Motorcycles are everywhere!
Especially on Saturdays, and Sunday, on two lane roads, scenic byways, riding in packs, enjoying the open road.
After a week of riding America’s open highways, I learned that motorcycle riders have a secret handshake, a “cool guy” wave. For over a year I had been riding a tiny dorky scooter on busy city streets. Later I rode by Bergie in stop and go city traffic. When I finally hit the highways, I’ve been the guy in the middle of a pack on a group ride.
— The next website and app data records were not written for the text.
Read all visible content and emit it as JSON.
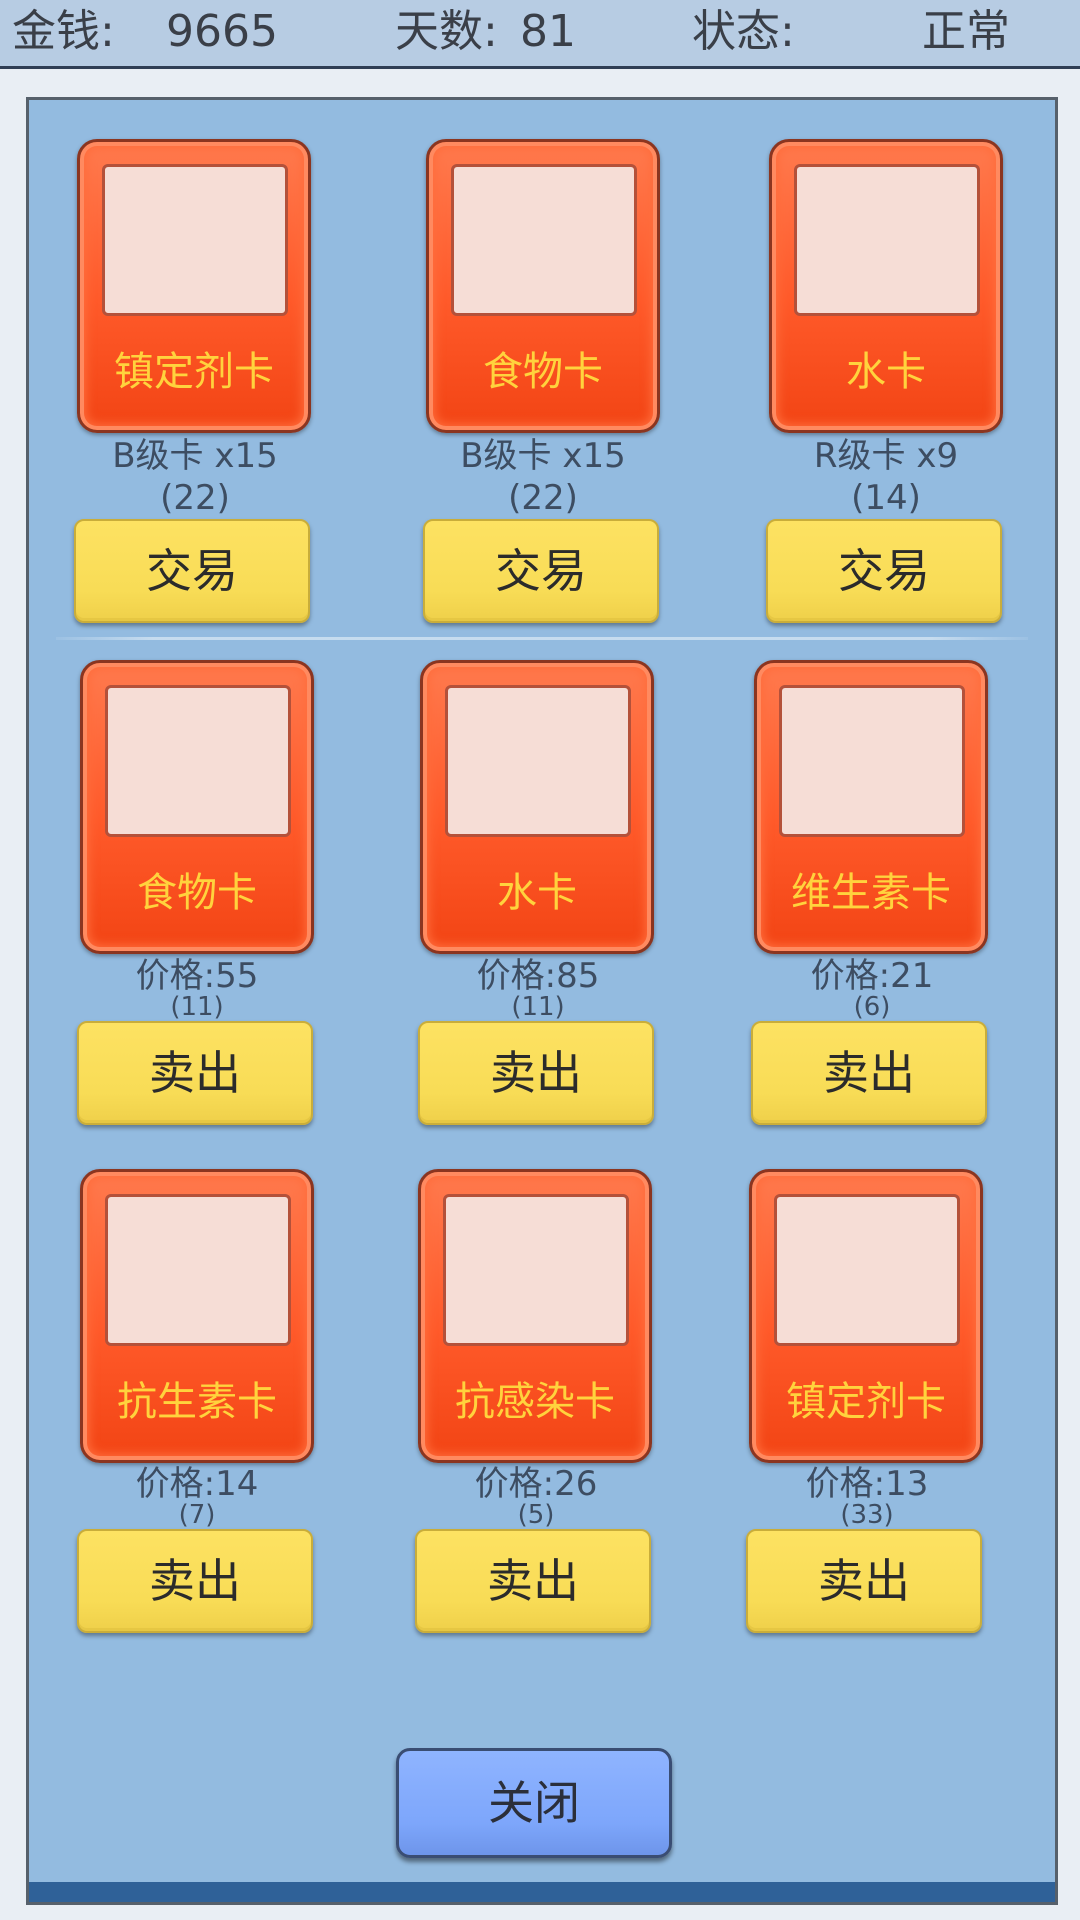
{
  "status_bar": {
    "money_label": "金钱:",
    "money_value": "9665",
    "days_label": "天数:",
    "days_value": "81",
    "status_label": "状态:",
    "status_value": "正常"
  },
  "trade_cards": [
    {
      "name": "镇定剂卡",
      "line1": "B级卡 x15",
      "line2": "(22)",
      "button": "交易"
    },
    {
      "name": "食物卡",
      "line1": "B级卡 x15",
      "line2": "(22)",
      "button": "交易"
    },
    {
      "name": "水卡",
      "line1": "R级卡 x9",
      "line2": "(14)",
      "button": "交易"
    }
  ],
  "sell_cards": [
    {
      "name": "食物卡",
      "price": "价格:55",
      "count": "(11)",
      "button": "卖出"
    },
    {
      "name": "水卡",
      "price": "价格:85",
      "count": "(11)",
      "button": "卖出"
    },
    {
      "name": "维生素卡",
      "price": "价格:21",
      "count": "(6)",
      "button": "卖出"
    },
    {
      "name": "抗生素卡",
      "price": "价格:14",
      "count": "(7)",
      "button": "卖出"
    },
    {
      "name": "抗感染卡",
      "price": "价格:26",
      "count": "(5)",
      "button": "卖出"
    },
    {
      "name": "镇定剂卡",
      "price": "价格:13",
      "count": "(33)",
      "button": "卖出"
    }
  ],
  "close_button": "关闭",
  "colors": {
    "card": "#ff5a2a",
    "card_name": "#ffd33d",
    "button": "#fde262",
    "close_button": "#7da6fb",
    "panel": "#93bbe0"
  }
}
Maybe somebody somewhere shot me a wave, and I didn’t notice, or understand. I guess I’m finally dressed the part, on the right country lanes, and cruising by myself. I guess I made it into the club (but an honorary member, I tell you). On days when riders are rare, and you are feeling just a little isolated, its nice to get and send a friendly wave, to know those other riders are all friendly faces.
So I had to Google “Motorcycle Wave”, I’m such a dweeb.
It turns out this wave is harder to do than it looks. My Bergman scooter sits up high, especially at the start of my trip when I rode more stiffly. If you do a regular “friendly guy” wave, you hand whips up in the wind and smacks you in the face. Like I said, and “honorary member”.
For two weeks I didn’t understand what I was seeing. Then for a couple weeks I just looked like an idiot. Sometimes I would swerve when releasing my hand grip. Sometimes my hand would blow behind my back (at least not hitting my head). Sometimes I my glove would get tangled up in the grip. “*sigh*”
After 4 weeks, and with several months ahead of me, I actually started to practice. I waited until I was in the deserted farmlands of Ohio, aith nobody in sight. I’d casually release my left hand grip, finger point to the ground, thirty degrees, then try to calmly return my grip. Oh my God, it took hundreds of practices. I’m not kidding. Other riders would pass me during my practice sessions and I test my wave, my degree of “coolness”. But it was days and days of private practice to gain the calm country rider demeanor.
But another interesting thing was happening. At that point I also started to sit farther back in the seat, a more exaggerated pose, longer legs and arms. This is a more natural riding position, where I had been in a more natural seating position. After 60 or so minutes in any day, you naturally start to stretch. The longer pose puts your arms lower, cuts wind resistance, gives you a different look at the road.
I started taking off my glasses to enjoy the big picture and tune off the tight pixilization of my bifocals. And these adjustments encouraged a slower more confident wave. Oh dear, I was transforming from a nerdy scooter geek to a cross country motorcyclist. I was slow, and confident, and low and understood the wind and the banking and the traffic.
It was really after riding the smokeys; “tail of the dragon” and its other twisty turn filled routes, that I gained that slow self confidence. After my breakdown in Ohio, and my dizzy spell in Pennsylvania I had come into touch with myself. Gone was the silly giggles, the rush, the darting eyes, the sitting on top and holding on for dear life.
I have grown into a confident look, calm and commanding. I now control the bike and it goes where I want it to go. I found I could put the front tire on the 3 inch white line and leave it there, seemingly as long as I wanted, without sway or waver. I could always ride full throttle without fear, but I can also now go as slow as 3 miles per hour and keep her straight and balanced underneath me. I hold her upright, with confidence, at red lights and have no fuss using the center kick-stand (once my nemesis).
I walk into stores in my jeans and boots and bright red armored jacket, sometimes holding my red helmet or wearing my yellow safety vest. I’ve always made sure that I never sent the “black leather chaps and wrap around sunglasses” vibe. Maybe that’s what has made me so frighteningly approachable by strangers.
It was more than shooting the wave at passing bikers. I have come to understand what it feels like to become a cross country motorcyclist. But one that is middle aged, and riding a big red scooter not a big black Harley. Calm, and confident, and in control, but living life on my own terms. The feeling was definitely new to me. And its darn cool.
And with a long summer ahead of me.